And yet, from his sixth day in office to his sixtieth, Biden’s approval rating barely budged. In one popular polling average, it has actually dropped by a hair.
That says less about the new President than about the hardened lines of division that America’s political polarization has produced. Biden’s ability to sustain early success will turn significantly on whether, with strong economic tailwinds, he can soften them.
Biden enjoys solid popularity so far, with slightly more than half of Americans approving of his job performance. That puts him around the levels of recent predecessors except Donald Trump, the only modern president never to reach 50%.
As usual in the polarization era, assessments break sharply along partisan lines. Near-unanimous support among rank-and-file Democrats allowed him to push the $1.9 trillion Covid relief bill through a Congress narrowly controlled by his party.
But his upside-down standing among rank-and-file Republicans meant Biden couldn’t command the vote of a single GOP lawmaker. That demonstrates his challenge as he turns from legislation that can pass with only Democratic votes to initiatives Republicans can stop with Senate filibusters.
And history suggests his current standing won’t be enough for Democrats to keep control of Congress next year. The president’s party has lost House seats in 19 of the last 21 midterm elections. Trump, Barack Obama and Bill Clinton, all of whom began with larger partisan cushions than Biden, all lost the House two years into their presidencies.
A red hot economy might tilt historical odds in Biden’s favor. Already poised for resurgence, then revved up further by his Covid relief plan, the US economy will expand 7% this year and 5.1% in 2022, Goldman Sachs analysts now predict.
That would represent the strongest years of back-to-back growth since the 1960s. After devastating job losses from the pandemic, Moody’s envisions a return to full employment by the end of 2022.
The political slogan Clinton once made famous — “it’s the economy, stupid” — would imply a large electoral payoff for Biden’s own standing and his party’s 2022 prospects. But that slogan means much less than it used to.
Issues of identity and culture now overwhelm attitudes toward the economy specifically and public policy in general. Changing conditions change the preferences of fewer voters.
In 2018, accelerated growth following Trump’s tax cuts couldn’t stop fellow Republicans from losing control of the House to Democrats. In 2020, the Covid-induced economic collapse hardly transformed a presidential matchup Biden led before the pandemic.
“Polarization mutes everything,” said University of Buffalo political scientist James Campbell, who wrote a book on the subject. He doubts economic boom times can markedly lift Biden’s approval and Democratic candidates next year.
Partisan identities have grown so strong, explained University of Maryland scholar Lilliana Mason, that Republicans and Democrats manage to look past bad economic news when a president of their party occupies the White House. When the other party holds power, they do the opposite.
“There’s not much room to move anymore,” she concluded.
‘All the rules get thrown out the window’

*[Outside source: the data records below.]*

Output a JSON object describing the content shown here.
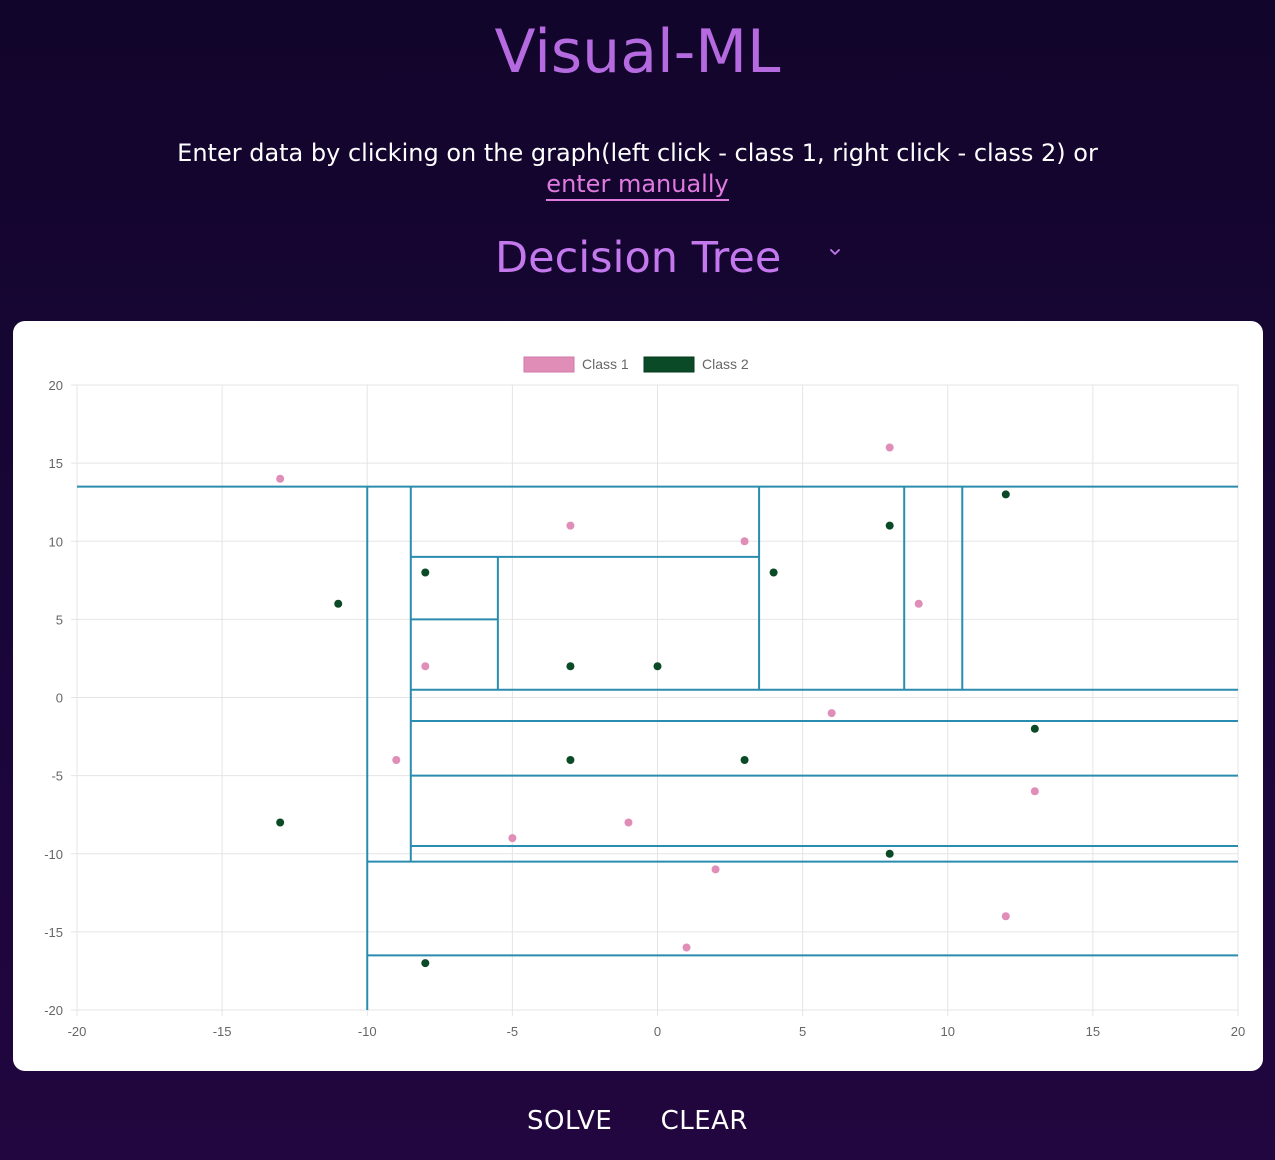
{
  "app": {
    "title": "Visual-ML"
  },
  "instructions": {
    "text": "Enter data by clicking on the graph(left click - class 1, right click - class 2) or",
    "link_text": "enter manually"
  },
  "algorithm_select": {
    "selected": "Decision Tree",
    "icon": "chevron-down-icon"
  },
  "buttons": {
    "solve_label": "SOLVE",
    "clear_label": "CLEAR"
  },
  "colors": {
    "class1": "#e08db8",
    "class2": "#0b4a26",
    "boundary": "#2a8cae",
    "title": "#b56ae0",
    "link": "#e07adf"
  },
  "chart_data": {
    "type": "scatter",
    "xlim": [
      -20,
      20
    ],
    "ylim": [
      -20,
      20
    ],
    "xticks": [
      -20,
      -15,
      -10,
      -5,
      0,
      5,
      10,
      15,
      20
    ],
    "yticks": [
      20,
      15,
      10,
      5,
      0,
      -5,
      -10,
      -15,
      -20
    ],
    "grid": true,
    "legend_position": "top-center",
    "series": [
      {
        "name": "Class 1",
        "points": [
          [
            -13,
            14
          ],
          [
            -3,
            11
          ],
          [
            3,
            10
          ],
          [
            8,
            16
          ],
          [
            9,
            6
          ],
          [
            -8,
            2
          ],
          [
            6,
            -1
          ],
          [
            -9,
            -4
          ],
          [
            13,
            -6
          ],
          [
            -5,
            -9
          ],
          [
            -1,
            -8
          ],
          [
            2,
            -11
          ],
          [
            12,
            -14
          ],
          [
            1,
            -16
          ]
        ]
      },
      {
        "name": "Class 2",
        "points": [
          [
            -11,
            6
          ],
          [
            -8,
            8
          ],
          [
            4,
            8
          ],
          [
            8,
            11
          ],
          [
            12,
            13
          ],
          [
            -3,
            2
          ],
          [
            0,
            2
          ],
          [
            13,
            -2
          ],
          [
            -3,
            -4
          ],
          [
            3,
            -4
          ],
          [
            -13,
            -8
          ],
          [
            8,
            -10
          ],
          [
            -8,
            -17
          ]
        ]
      }
    ],
    "decision_boundaries": [
      {
        "orient": "h",
        "y": 13.5,
        "x1": -20,
        "x2": 20
      },
      {
        "orient": "v",
        "x": -10,
        "y1": -20,
        "y2": 13.5
      },
      {
        "orient": "v",
        "x": -8.5,
        "y1": -10.5,
        "y2": 13.5
      },
      {
        "orient": "h",
        "y": 9,
        "x1": -8.5,
        "x2": 3.5
      },
      {
        "orient": "v",
        "x": -5.5,
        "y1": 0.5,
        "y2": 9
      },
      {
        "orient": "h",
        "y": 5,
        "x1": -8.5,
        "x2": -5.5
      },
      {
        "orient": "v",
        "x": 3.5,
        "y1": 0.5,
        "y2": 13.5
      },
      {
        "orient": "v",
        "x": 8.5,
        "y1": 0.5,
        "y2": 13.5
      },
      {
        "orient": "v",
        "x": 10.5,
        "y1": 0.5,
        "y2": 13.5
      },
      {
        "orient": "h",
        "y": 0.5,
        "x1": -8.5,
        "x2": 20
      },
      {
        "orient": "h",
        "y": -1.5,
        "x1": -8.5,
        "x2": 20
      },
      {
        "orient": "h",
        "y": -5,
        "x1": -8.5,
        "x2": 20
      },
      {
        "orient": "h",
        "y": -9.5,
        "x1": -8.5,
        "x2": 20
      },
      {
        "orient": "h",
        "y": -10.5,
        "x1": -10,
        "x2": 20
      },
      {
        "orient": "h",
        "y": -16.5,
        "x1": -10,
        "x2": 20
      }
    ]
  }
}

White House advisers insist the unique circumstances of this moment will upend that received wisdom as dramatically as Trump has upended the GOP. “If we’ve learned anything the last few years,” said top Biden pollster John Anzalone, “it’s that all the rules get thrown out the window.”

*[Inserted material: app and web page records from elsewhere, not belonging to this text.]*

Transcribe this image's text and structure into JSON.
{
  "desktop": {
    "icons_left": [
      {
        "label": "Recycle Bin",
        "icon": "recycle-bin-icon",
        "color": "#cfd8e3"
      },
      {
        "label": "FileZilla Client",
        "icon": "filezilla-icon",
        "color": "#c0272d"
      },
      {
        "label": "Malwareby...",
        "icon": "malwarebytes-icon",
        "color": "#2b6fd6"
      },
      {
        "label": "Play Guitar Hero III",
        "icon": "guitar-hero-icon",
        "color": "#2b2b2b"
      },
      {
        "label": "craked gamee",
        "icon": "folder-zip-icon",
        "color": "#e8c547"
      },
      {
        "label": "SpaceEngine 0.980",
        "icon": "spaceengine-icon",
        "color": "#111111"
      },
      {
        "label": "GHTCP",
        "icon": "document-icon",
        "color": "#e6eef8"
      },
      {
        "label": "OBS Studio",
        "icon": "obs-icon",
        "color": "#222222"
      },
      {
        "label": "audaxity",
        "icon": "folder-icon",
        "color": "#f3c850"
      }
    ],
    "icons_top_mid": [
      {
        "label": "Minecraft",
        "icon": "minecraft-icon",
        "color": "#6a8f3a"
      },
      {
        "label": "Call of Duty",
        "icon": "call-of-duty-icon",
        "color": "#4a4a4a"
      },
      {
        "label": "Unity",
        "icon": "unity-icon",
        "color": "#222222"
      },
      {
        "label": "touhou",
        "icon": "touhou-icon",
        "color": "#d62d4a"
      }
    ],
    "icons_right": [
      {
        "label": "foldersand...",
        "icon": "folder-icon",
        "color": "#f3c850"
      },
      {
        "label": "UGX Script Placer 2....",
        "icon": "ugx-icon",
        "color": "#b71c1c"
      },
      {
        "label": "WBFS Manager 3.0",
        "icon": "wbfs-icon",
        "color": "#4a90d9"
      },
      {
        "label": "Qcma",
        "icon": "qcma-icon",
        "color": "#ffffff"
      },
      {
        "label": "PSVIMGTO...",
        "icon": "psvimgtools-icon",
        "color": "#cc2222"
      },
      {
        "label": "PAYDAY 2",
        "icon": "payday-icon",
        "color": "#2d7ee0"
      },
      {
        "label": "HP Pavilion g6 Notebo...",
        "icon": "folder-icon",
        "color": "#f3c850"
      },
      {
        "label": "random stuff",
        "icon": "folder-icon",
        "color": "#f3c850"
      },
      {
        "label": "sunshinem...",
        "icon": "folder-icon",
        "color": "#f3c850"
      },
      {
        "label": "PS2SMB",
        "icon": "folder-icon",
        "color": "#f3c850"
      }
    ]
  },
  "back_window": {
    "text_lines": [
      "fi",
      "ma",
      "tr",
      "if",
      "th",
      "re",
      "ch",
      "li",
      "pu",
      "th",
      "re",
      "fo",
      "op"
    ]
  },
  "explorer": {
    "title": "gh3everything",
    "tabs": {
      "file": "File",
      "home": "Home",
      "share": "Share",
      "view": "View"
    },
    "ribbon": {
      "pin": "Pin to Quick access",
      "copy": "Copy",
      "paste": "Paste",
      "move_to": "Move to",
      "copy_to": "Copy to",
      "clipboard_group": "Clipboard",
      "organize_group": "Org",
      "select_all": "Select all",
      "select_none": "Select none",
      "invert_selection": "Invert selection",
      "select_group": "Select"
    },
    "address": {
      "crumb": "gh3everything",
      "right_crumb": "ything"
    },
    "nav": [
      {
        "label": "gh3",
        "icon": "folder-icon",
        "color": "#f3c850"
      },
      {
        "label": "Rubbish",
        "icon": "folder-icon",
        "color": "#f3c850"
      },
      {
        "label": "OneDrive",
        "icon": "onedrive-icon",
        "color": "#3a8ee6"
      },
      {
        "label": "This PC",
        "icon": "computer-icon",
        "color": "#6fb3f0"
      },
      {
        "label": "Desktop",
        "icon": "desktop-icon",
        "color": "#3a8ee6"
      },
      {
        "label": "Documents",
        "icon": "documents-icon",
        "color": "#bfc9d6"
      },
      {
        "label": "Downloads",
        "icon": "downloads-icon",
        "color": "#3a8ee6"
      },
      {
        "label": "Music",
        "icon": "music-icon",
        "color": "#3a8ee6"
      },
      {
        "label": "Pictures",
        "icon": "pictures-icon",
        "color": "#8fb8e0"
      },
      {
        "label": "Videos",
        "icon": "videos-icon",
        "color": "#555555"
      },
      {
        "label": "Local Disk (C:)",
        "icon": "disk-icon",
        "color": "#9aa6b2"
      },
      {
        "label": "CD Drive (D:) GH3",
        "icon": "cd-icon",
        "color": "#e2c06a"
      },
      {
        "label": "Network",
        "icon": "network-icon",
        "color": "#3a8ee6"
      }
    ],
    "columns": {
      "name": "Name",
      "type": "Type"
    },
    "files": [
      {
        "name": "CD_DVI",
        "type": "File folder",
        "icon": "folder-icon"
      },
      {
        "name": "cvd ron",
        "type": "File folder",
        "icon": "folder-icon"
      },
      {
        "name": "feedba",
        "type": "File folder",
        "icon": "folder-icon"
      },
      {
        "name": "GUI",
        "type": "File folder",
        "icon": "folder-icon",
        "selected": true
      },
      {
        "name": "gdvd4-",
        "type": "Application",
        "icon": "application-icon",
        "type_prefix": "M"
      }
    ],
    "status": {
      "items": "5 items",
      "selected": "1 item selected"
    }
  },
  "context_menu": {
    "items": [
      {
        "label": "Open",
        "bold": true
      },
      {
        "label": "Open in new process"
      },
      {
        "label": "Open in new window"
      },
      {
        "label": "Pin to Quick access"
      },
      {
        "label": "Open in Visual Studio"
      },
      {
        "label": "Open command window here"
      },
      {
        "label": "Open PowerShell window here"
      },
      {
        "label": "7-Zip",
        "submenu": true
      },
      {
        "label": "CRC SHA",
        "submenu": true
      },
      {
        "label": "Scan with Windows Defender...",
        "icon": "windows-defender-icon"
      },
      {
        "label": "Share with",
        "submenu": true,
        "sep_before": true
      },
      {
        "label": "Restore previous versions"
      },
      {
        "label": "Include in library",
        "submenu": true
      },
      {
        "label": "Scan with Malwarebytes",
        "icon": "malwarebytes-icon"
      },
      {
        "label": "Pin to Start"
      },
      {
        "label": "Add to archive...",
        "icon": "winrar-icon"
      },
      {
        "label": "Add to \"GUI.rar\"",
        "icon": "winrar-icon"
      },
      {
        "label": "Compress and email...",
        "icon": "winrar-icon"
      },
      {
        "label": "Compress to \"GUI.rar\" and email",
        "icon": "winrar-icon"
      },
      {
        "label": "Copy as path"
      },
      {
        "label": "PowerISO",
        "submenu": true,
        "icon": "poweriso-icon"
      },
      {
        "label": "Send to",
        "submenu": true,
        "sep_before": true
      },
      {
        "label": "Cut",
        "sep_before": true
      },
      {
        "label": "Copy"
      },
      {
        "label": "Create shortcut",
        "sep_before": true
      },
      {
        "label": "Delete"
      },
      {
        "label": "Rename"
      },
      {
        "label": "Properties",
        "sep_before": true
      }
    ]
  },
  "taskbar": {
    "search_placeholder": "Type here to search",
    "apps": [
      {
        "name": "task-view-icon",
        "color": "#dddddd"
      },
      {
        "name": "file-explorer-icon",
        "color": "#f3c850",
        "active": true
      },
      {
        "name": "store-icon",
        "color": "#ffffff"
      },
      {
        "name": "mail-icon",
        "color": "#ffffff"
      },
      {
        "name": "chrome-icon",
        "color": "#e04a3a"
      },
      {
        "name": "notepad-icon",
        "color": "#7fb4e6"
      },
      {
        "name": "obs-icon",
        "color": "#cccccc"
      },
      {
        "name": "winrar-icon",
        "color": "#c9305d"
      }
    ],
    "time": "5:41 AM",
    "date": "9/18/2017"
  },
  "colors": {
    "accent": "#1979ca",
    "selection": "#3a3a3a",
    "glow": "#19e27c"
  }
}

The direct link between the pandemic and destruction of normal life, he argued, will magnify Biden’s payoff for ending it. This month’s rushing river of Covid relief money, including the $1,400-per-person checks now flooding into tens of millions of bank accounts, makes the effects of government action unmistakable to Americans across the political spectrum.
“He’s going to be rewarded for a combination of leadership and an incredibly focused plan on Covid,” Anzalone said. Though Biden’s overall job rating remains lower, 60%-plus approval for his handling of Covid points toward the potential for political growth.

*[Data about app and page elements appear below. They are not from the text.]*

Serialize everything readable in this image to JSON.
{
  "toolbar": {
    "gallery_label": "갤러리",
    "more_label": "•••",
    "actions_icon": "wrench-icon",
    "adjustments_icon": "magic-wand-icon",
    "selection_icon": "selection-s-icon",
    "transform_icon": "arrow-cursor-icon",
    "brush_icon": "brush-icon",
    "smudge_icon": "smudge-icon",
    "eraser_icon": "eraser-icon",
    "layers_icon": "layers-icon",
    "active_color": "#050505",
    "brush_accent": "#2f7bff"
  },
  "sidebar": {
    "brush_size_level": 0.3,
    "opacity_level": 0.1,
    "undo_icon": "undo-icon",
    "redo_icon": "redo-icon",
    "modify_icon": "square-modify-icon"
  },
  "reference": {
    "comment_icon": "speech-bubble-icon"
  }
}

Republican pollster Whit Ayres sees a similar potential upside, bolstered by uncertainty about the GOP. No one knows whether Trump — beloved by most rank-and-file Republicans but repellent to a significant slice — will act on threats of vengeance on internal foes.
“You tell me what Donald Trump’s going to be doing a year from now,” Ayres says. “I have no sense of what the Republican Party’s going to look like.”
One question mark is whether Biden, as an elderly white Catholic seeking to tamp down divisions, can eventually make voters react less to identity issues and more to economic conditions. Trump ascended by stoking fears among working-class Whites in reaction to the nation’s first Black president.
“To have Biden as the face of the party takes some of the racial and religious risk away,” Mason observed. “What Biden might be able to do is move people’s brains back to the 1970s and 1980s, when parties were more confusing. It really feels like almost anything could happen.”